▸ WHAT IS NEEDED
Filter these entries so that only lines with the word "quadrant" remain.

▸ INPUT RECORDS
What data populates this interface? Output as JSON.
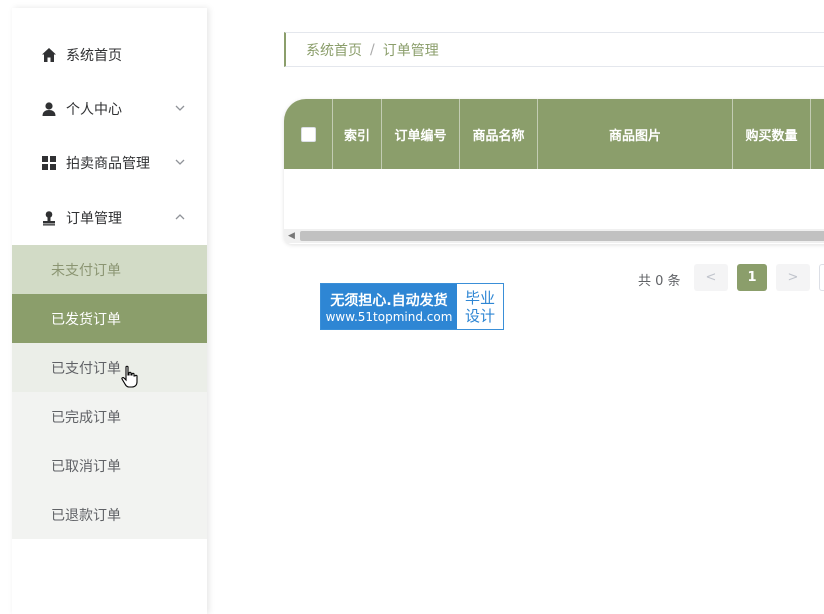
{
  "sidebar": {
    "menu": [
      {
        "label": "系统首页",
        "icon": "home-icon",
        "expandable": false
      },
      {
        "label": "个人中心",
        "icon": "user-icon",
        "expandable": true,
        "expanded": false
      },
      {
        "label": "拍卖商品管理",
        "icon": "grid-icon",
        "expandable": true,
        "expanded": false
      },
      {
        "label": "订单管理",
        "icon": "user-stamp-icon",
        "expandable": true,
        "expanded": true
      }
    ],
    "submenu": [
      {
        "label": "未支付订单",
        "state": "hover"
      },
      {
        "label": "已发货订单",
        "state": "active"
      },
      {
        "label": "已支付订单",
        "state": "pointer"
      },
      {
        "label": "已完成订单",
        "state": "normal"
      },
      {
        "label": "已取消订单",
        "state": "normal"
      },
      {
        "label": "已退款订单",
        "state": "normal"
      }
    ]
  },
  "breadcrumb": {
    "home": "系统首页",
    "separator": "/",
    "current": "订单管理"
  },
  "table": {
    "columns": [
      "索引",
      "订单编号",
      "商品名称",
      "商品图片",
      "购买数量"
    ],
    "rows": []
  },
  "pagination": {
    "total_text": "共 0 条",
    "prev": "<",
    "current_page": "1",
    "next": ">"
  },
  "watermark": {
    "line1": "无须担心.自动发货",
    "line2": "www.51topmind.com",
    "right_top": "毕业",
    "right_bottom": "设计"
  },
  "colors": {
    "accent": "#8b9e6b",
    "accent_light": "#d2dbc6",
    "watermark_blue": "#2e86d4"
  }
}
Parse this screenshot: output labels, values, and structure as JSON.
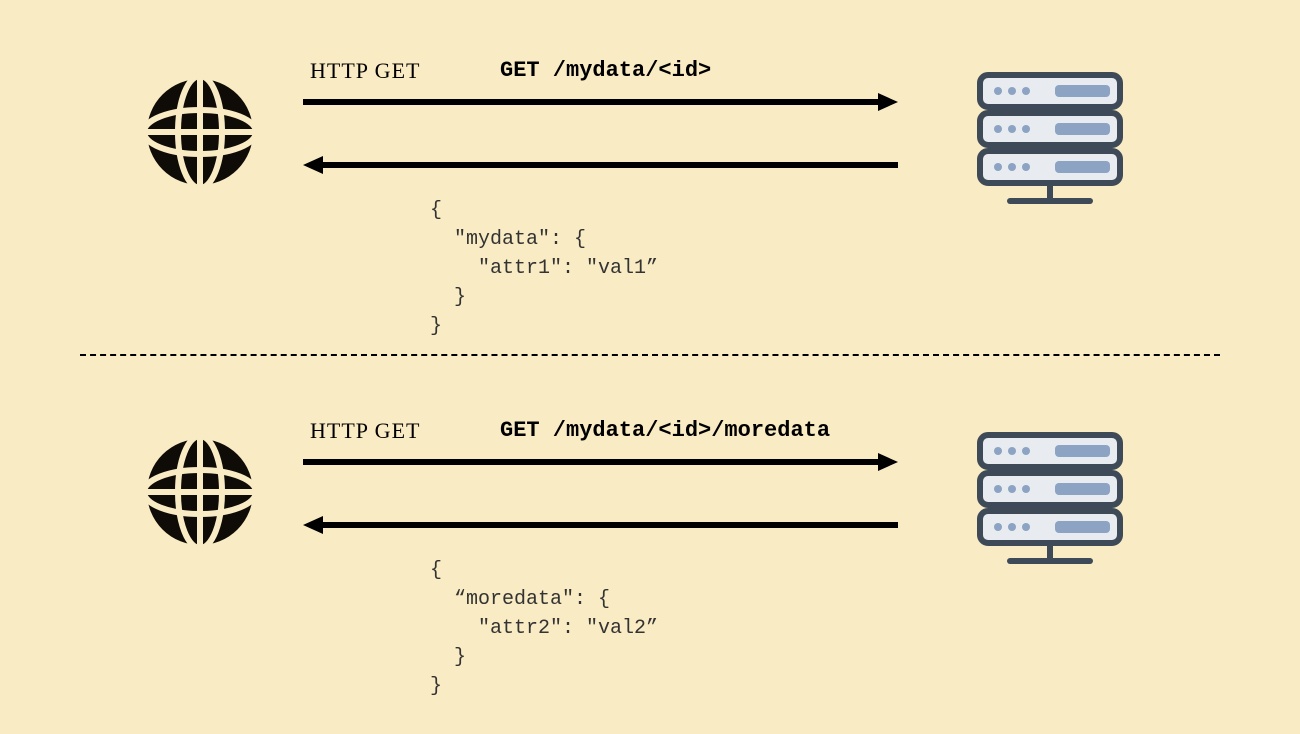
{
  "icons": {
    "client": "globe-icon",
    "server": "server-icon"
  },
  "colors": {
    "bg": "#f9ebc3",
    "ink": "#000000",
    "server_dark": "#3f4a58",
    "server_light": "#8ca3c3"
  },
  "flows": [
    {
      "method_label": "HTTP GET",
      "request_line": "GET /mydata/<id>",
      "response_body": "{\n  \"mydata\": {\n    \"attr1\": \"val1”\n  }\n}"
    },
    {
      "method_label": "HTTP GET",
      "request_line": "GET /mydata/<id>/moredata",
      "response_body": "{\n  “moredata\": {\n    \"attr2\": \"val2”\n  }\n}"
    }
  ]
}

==

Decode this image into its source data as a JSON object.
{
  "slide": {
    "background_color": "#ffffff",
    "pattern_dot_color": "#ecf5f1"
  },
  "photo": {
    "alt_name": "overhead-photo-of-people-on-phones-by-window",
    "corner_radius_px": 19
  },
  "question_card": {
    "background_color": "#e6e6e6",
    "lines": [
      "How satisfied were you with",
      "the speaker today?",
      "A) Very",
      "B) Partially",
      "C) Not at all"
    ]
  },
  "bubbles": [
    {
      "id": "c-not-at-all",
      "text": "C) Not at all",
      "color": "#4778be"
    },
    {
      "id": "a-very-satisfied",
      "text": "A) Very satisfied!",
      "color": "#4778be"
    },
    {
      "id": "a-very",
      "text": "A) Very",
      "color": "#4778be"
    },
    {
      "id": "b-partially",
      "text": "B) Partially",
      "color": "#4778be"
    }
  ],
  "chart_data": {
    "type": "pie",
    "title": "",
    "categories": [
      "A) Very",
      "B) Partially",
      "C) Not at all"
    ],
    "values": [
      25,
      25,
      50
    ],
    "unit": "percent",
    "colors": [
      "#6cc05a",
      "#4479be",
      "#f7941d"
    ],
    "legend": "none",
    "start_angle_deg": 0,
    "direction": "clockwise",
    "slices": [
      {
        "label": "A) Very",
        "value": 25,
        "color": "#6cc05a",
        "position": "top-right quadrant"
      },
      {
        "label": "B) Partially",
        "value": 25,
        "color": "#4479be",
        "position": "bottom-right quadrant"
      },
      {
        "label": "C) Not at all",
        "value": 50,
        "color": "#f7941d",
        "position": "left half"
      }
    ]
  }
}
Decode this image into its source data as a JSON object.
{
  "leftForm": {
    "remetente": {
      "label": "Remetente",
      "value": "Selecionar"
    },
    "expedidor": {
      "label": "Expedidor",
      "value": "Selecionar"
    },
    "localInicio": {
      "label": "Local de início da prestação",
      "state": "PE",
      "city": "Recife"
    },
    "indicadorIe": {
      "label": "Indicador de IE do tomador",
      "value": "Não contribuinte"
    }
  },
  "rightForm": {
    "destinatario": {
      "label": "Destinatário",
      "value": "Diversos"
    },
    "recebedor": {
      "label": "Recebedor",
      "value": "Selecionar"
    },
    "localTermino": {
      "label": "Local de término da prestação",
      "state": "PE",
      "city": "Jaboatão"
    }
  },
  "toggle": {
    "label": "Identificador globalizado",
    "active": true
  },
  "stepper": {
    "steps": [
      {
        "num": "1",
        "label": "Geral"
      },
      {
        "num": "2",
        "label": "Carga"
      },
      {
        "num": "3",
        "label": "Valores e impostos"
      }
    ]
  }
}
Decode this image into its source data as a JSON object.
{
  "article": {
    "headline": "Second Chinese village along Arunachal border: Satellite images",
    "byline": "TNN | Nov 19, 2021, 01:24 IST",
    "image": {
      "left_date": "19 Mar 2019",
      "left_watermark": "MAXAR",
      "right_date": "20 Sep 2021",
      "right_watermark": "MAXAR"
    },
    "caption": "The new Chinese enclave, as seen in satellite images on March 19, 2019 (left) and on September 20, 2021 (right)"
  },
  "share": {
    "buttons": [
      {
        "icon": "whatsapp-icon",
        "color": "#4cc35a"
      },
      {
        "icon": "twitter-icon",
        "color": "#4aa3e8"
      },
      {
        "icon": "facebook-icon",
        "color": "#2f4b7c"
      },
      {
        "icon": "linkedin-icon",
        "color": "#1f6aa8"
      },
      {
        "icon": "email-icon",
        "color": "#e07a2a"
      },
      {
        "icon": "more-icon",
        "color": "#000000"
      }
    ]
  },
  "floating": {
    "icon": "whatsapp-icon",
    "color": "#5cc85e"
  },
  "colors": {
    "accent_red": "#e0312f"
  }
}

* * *

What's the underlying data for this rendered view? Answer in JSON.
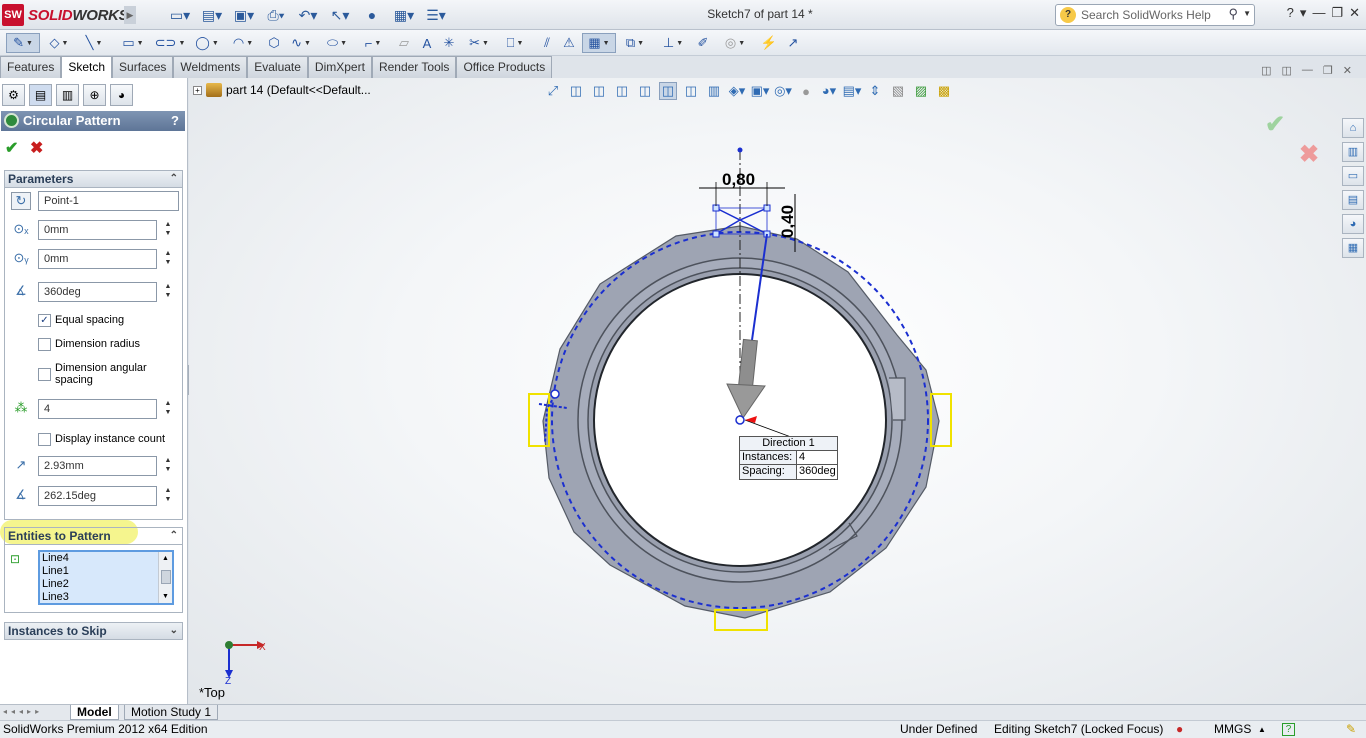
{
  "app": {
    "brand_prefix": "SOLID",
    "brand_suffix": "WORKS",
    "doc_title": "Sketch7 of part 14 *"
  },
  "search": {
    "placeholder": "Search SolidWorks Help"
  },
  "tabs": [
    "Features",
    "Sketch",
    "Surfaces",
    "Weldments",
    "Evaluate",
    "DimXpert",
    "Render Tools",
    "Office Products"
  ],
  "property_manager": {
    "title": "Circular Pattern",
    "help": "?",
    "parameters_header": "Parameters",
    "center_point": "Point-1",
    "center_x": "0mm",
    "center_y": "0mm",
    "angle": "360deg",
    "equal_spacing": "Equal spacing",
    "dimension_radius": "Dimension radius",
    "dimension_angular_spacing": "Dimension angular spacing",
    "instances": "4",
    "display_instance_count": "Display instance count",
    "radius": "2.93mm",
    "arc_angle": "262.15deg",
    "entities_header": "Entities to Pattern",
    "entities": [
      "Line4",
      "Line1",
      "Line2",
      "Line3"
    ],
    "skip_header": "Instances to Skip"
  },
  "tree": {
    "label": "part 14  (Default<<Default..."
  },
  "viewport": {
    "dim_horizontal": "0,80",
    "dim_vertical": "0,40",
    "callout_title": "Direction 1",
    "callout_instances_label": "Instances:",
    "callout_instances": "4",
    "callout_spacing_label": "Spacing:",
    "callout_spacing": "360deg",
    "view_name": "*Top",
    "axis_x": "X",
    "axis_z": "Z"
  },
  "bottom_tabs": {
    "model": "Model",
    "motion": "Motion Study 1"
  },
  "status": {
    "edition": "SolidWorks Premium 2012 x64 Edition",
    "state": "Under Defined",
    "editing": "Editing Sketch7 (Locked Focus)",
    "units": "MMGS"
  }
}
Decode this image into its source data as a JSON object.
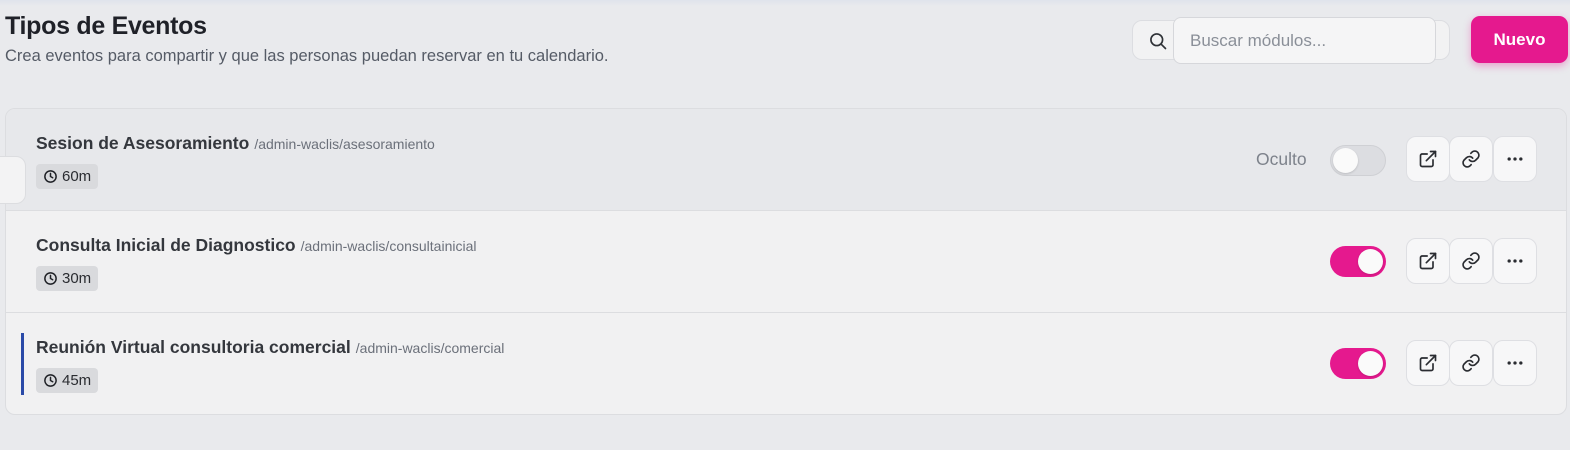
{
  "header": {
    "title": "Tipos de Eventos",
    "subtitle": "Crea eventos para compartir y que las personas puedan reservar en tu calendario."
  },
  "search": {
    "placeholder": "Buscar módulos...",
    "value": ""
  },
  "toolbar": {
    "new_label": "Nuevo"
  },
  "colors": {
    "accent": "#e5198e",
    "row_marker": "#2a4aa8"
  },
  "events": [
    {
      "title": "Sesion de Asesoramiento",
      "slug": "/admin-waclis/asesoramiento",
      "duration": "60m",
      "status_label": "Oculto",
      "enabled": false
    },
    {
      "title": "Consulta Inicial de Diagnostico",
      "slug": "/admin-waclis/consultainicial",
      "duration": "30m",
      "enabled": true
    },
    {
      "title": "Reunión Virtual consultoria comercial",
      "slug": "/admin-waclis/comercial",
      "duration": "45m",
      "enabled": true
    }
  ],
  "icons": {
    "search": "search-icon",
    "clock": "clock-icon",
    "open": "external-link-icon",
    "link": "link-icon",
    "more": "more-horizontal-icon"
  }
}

▸ EXERCISE RESULT
        "position": "top-right quadrant"
        "position": "bottom-right quadrant"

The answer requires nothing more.